Giving off a comfortable glow, candles set the ambiance for a special dinner or just a quiet evening at home. However, some lighting alternatives, such as electronic candles, give off unwanted blue wavelengths that interfere with the body's circadian rhythm. Now, researchers reporting in ACS Applied Electronic Materials have fabricated an improved bendable organic LED that releases candlelight-like light for flexible lighting and smart displays that people can comfortably use at night.
Previously, Jwo-Huei Jou and other researchers developed organic LEDs that released warm-white light, similar to that produced by candles. However, the devices still emitted some blue wavelength light, which can interfere with sleep because it dampens the body's production of melatonin. These devices were made of solid materials and weren't flexible.
One option for making them bendable is to use a plastic backing, as has been done for other organic LEDs. But plastics don't stand up well to repeated bending. Another option for the backing is mica—a natural mineral with extreme temperature tolerance that can be split into bendable, transparent sheets. So, Jou, Ying-Hao Chu and colleagues wanted to develop an even better organic LED and apply it to a mica backing, creating a bendable candle-like light with a long lifespan.
The researchers deposited a clear indium tin oxide film onto a transparent mica sheet as the LED's anode, which could bend 50,000 times without breaking. Next, the team mixed the luminescent substance N,N'-dicarbazole-1,1'-biphenyl with red and yellow phosphorescent dyes to produce a light-emitting layer. This layer was then placed between electrically conductive solutions with the anode on one side and an aluminum layer on the other side, creating a flexible organic LED.

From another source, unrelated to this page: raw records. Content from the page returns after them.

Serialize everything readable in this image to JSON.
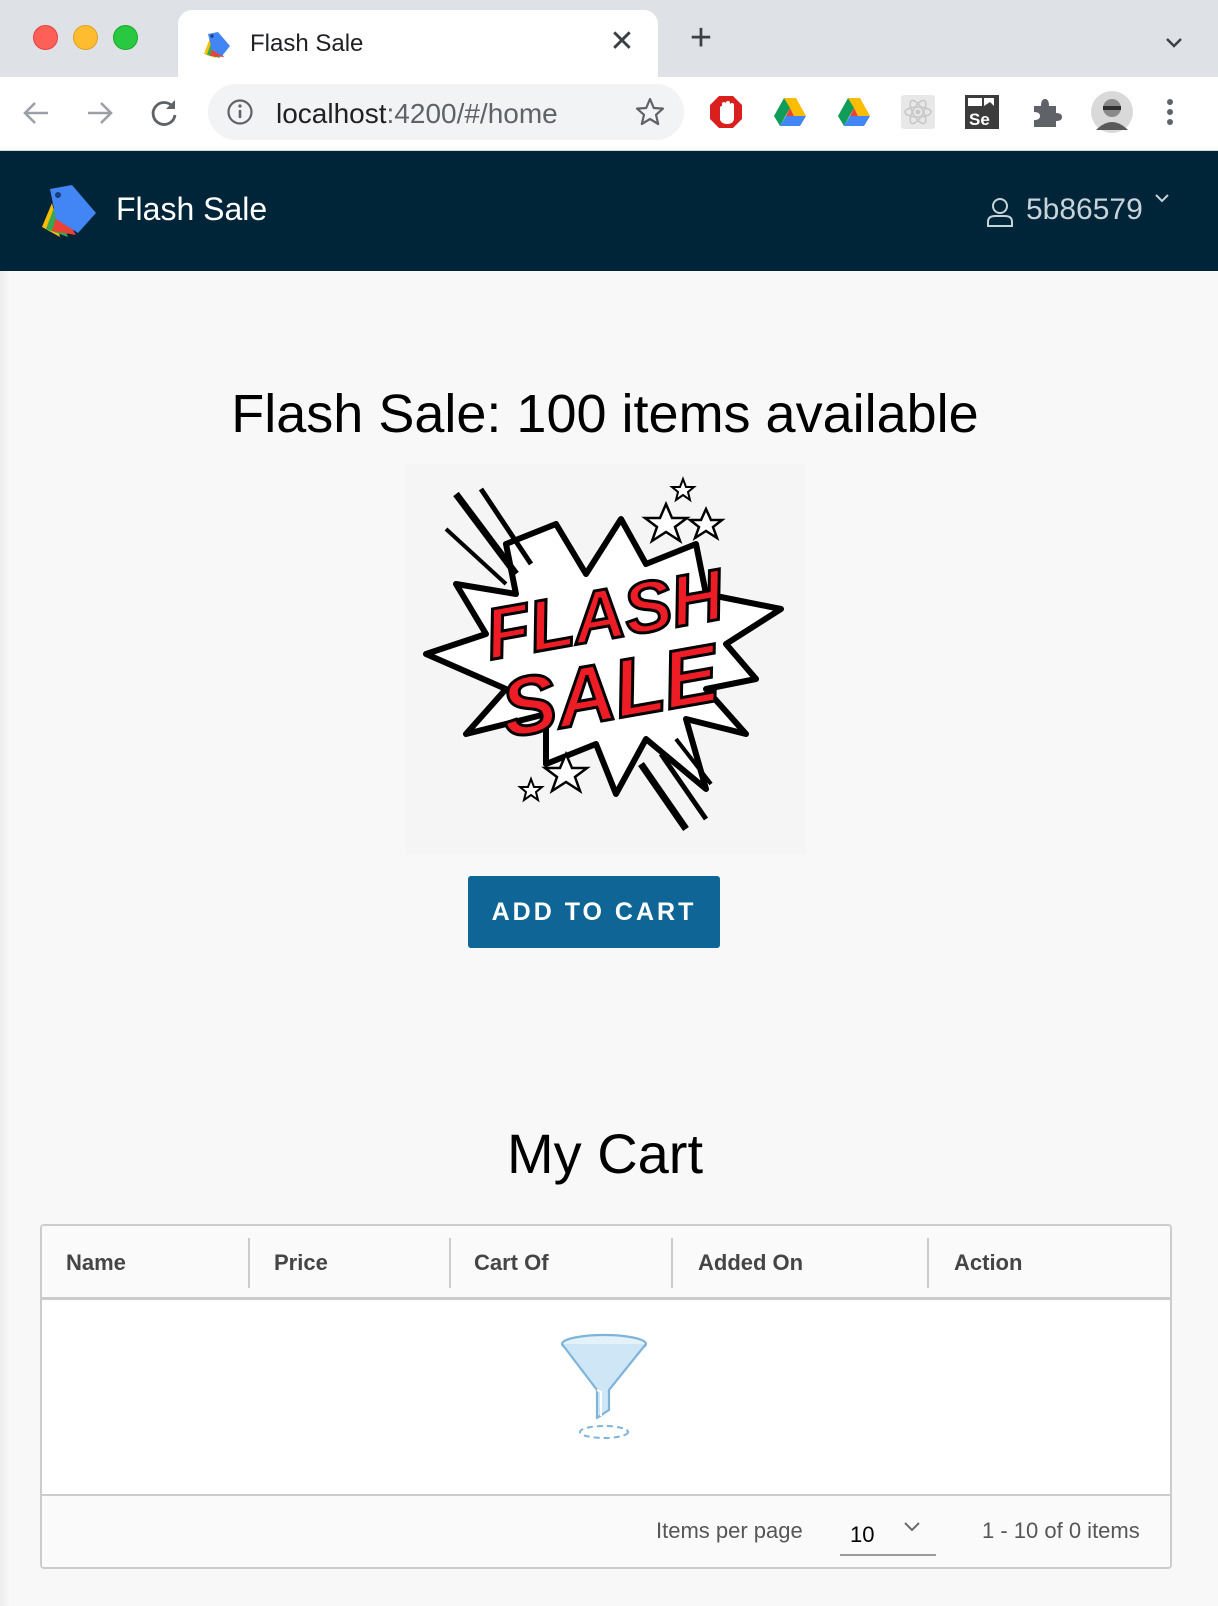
{
  "browser": {
    "tab_title": "Flash Sale",
    "close_symbol": "✕",
    "new_tab_symbol": "+",
    "url_host": "localhost",
    "url_path": ":4200/#/home",
    "extensions": [
      "adblock-icon",
      "google-drive-icon",
      "google-drive-icon",
      "react-devtools-icon",
      "selenium-ide-icon",
      "extensions-puzzle-icon",
      "profile-avatar"
    ]
  },
  "header": {
    "brand": "Flash Sale",
    "user": "5b86579",
    "background_color": "#002538"
  },
  "main": {
    "sale_title": "Flash Sale: 100 items available",
    "image_text_line1": "FLASH",
    "image_text_line2": "SALE",
    "add_to_cart_label": "ADD TO CART",
    "button_color": "#0e6596"
  },
  "cart": {
    "title": "My Cart",
    "columns": [
      "Name",
      "Price",
      "Cart Of",
      "Added On",
      "Action"
    ],
    "rows": [],
    "footer": {
      "items_per_page_label": "Items per page",
      "items_per_page_value": "10",
      "page_info": "1 - 10 of 0 items"
    }
  }
}
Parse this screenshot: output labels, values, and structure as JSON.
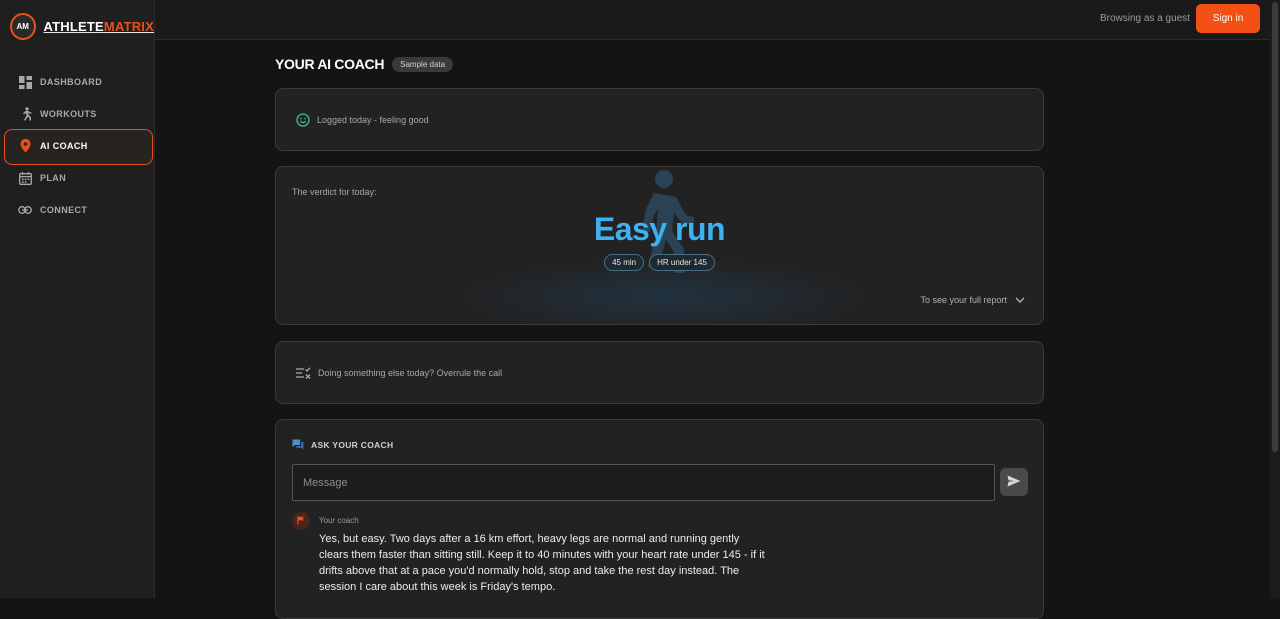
{
  "brand": {
    "logo_text": "AM",
    "name_part1": "ATHLETE",
    "name_part2": "MATRIX",
    "accent_color": "#e8501e"
  },
  "sidebar": {
    "items": [
      {
        "label": "DASHBOARD",
        "icon": "dashboard-icon"
      },
      {
        "label": "WORKOUTS",
        "icon": "running-icon"
      },
      {
        "label": "AI COACH",
        "icon": "map-pin-icon",
        "active": true
      },
      {
        "label": "PLAN",
        "icon": "calendar-icon"
      },
      {
        "label": "CONNECT",
        "icon": "link-icon"
      }
    ]
  },
  "topbar": {
    "guest_text": "Browsing as a guest",
    "signin_label": "Sign in"
  },
  "page": {
    "title": "YOUR AI COACH",
    "badge": "Sample data"
  },
  "log_card": {
    "text": "Logged today - feeling good",
    "icon": "smile-icon"
  },
  "verdict_card": {
    "label": "The verdict for today:",
    "verdict": "Easy run",
    "verdict_color": "#3fb0f0",
    "pills": [
      "45 min",
      "HR under 145"
    ],
    "report_link": "To see your full report",
    "icon": "running-icon"
  },
  "override_card": {
    "text": "Doing something else today? Overrule the call",
    "icon": "checklist-icon"
  },
  "ask_card": {
    "heading": "ASK YOUR COACH",
    "input_placeholder": "Message",
    "coach_label": "Your coach",
    "coach_message": "Yes, but easy. Two days after a 16 km effort, heavy legs are normal and running gently clears them faster than sitting still. Keep it to 40 minutes with your heart rate under 145 - if it drifts above that at a pace you'd normally hold, stop and take the rest day instead. The session I care about this week is Friday's tempo."
  }
}
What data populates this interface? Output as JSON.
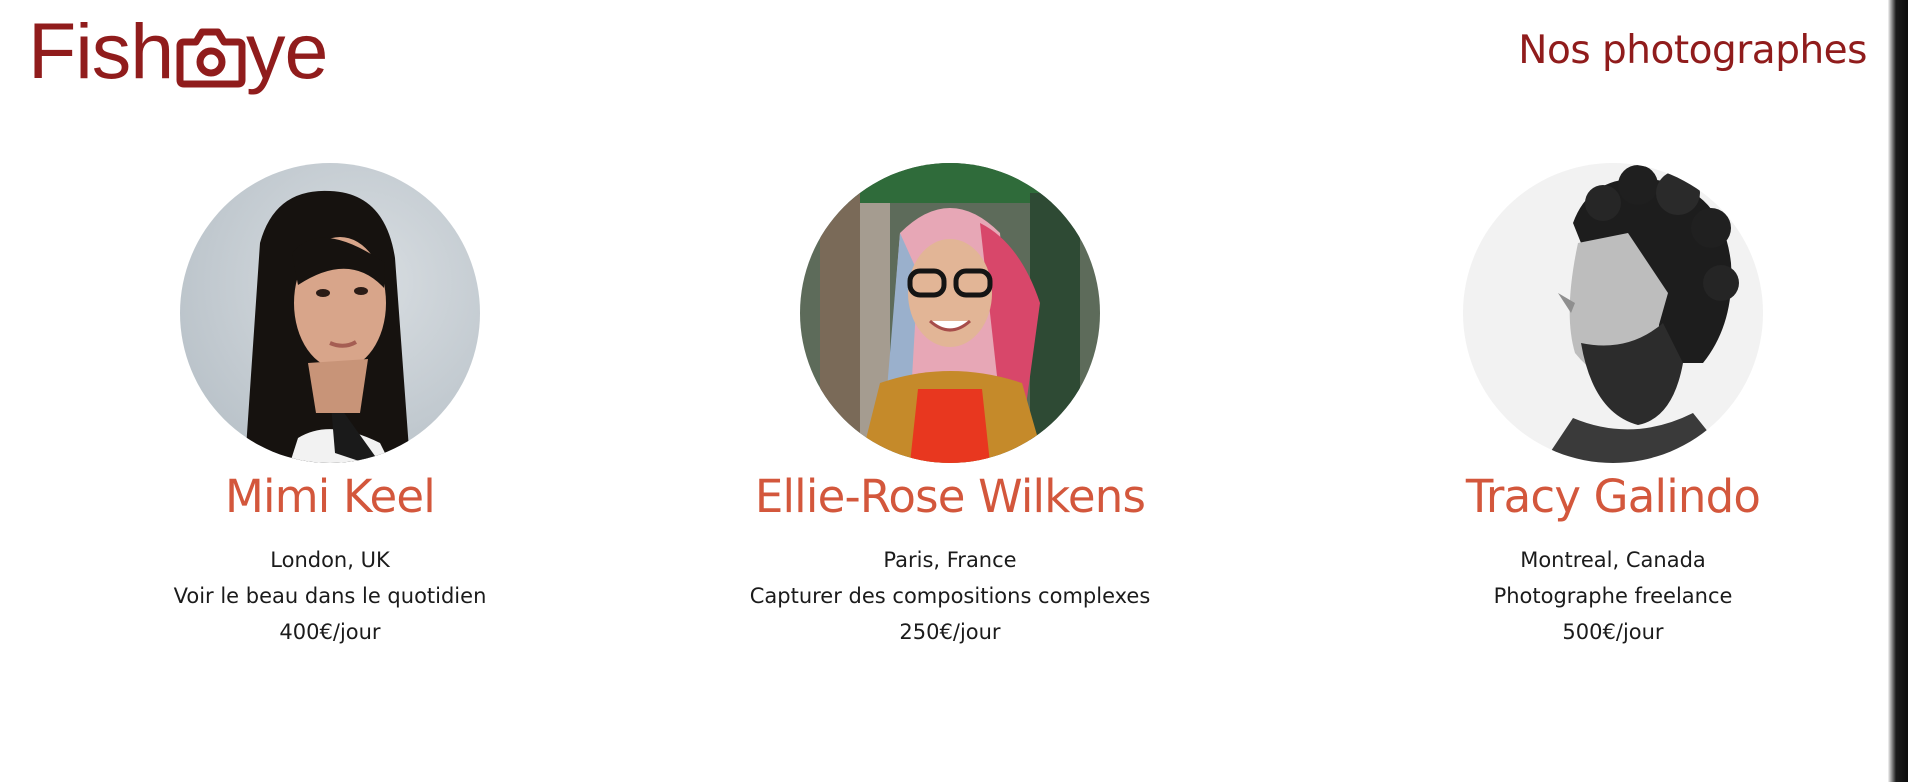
{
  "header": {
    "logo_text": "FishEye",
    "title": "Nos photographes"
  },
  "photographers": [
    {
      "name": "Mimi Keel",
      "location": "London, UK",
      "tagline": "Voir le beau dans le quotidien",
      "price": "400€/jour"
    },
    {
      "name": "Ellie-Rose Wilkens",
      "location": "Paris, France",
      "tagline": "Capturer des compositions complexes",
      "price": "250€/jour"
    },
    {
      "name": "Tracy Galindo",
      "location": "Montreal, Canada",
      "tagline": "Photographe freelance",
      "price": "500€/jour"
    }
  ],
  "colors": {
    "brand": "#901c1c",
    "name_accent": "#d3573c",
    "body_text": "#1b1b1b",
    "background": "#ffffff"
  },
  "icons": {
    "logo_camera": "camera-icon"
  }
}
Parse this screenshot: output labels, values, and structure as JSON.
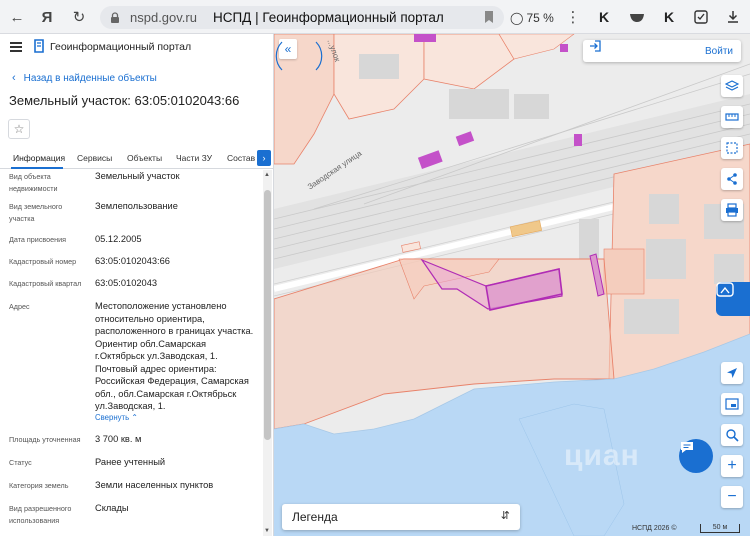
{
  "browser": {
    "domain": "nspd.gov.ru",
    "page_title": "НСПД | Геоинформационный портал",
    "zoom": "75 %"
  },
  "panel": {
    "portal_name": "Геоинформационный портал",
    "back_link": "Назад в найденные объекты",
    "object_title": "Земельный участок: 63:05:0102043:66",
    "tabs": [
      {
        "label": "Информация"
      },
      {
        "label": "Сервисы"
      },
      {
        "label": "Объекты"
      },
      {
        "label": "Части ЗУ"
      },
      {
        "label": "Состав"
      }
    ],
    "props": [
      {
        "label": "Вид объекта недвижимости",
        "value": "Земельный участок"
      },
      {
        "label": "Вид земельного участка",
        "value": "Землепользование"
      },
      {
        "label": "Дата присвоения",
        "value": "05.12.2005"
      },
      {
        "label": "Кадастровый номер",
        "value": "63:05:0102043:66"
      },
      {
        "label": "Кадастровый квартал",
        "value": "63:05:0102043"
      },
      {
        "label": "Адрес",
        "value": "Местоположение установлено относительно ориентира, расположенного в границах участка. Ориентир обл.Самарская г.Октябрьск ул.Заводская, 1. Почтовый адрес ориентира: Российская Федерация, Самарская обл., обл.Самарская г.Октябрьск ул.Заводская, 1."
      },
      {
        "label": "Площадь уточненная",
        "value": "3 700 кв. м"
      },
      {
        "label": "Статус",
        "value": "Ранее учтенный"
      },
      {
        "label": "Категория земель",
        "value": "Земли населенных пунктов"
      },
      {
        "label": "Вид разрешенного использования",
        "value": "Склады"
      }
    ],
    "collapse_label": "Свернуть"
  },
  "map": {
    "login_label": "Войти",
    "legend_label": "Легенда",
    "copyright": "НСПД 2026 ©",
    "scale_label": "50 м",
    "street_label_1": "Заводская улица",
    "street_label_2": "...улок",
    "watermark": "циан"
  },
  "colors": {
    "accent": "#1a6fd1",
    "parcel_fill": "#f7c9b8",
    "parcel_stroke": "#e8826a",
    "selected_stroke": "#b02cb5",
    "water": "#b9d8f5"
  }
}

When a constant current was applied to the device, it produced a bright, warm light with even less blue wavelength emissions than natural candlelight. Calculations showed that exposure to the LED for 1.5 hours would suppress a person's melatonin production by about 1.6%, whereas light from a cold-white compact fluorescent lamp would suppress melatonin production by 29%. The researchers say that the flexibility of their candlelight-like organic LED opens up the design opportunities for blue-light-free nighttime devices.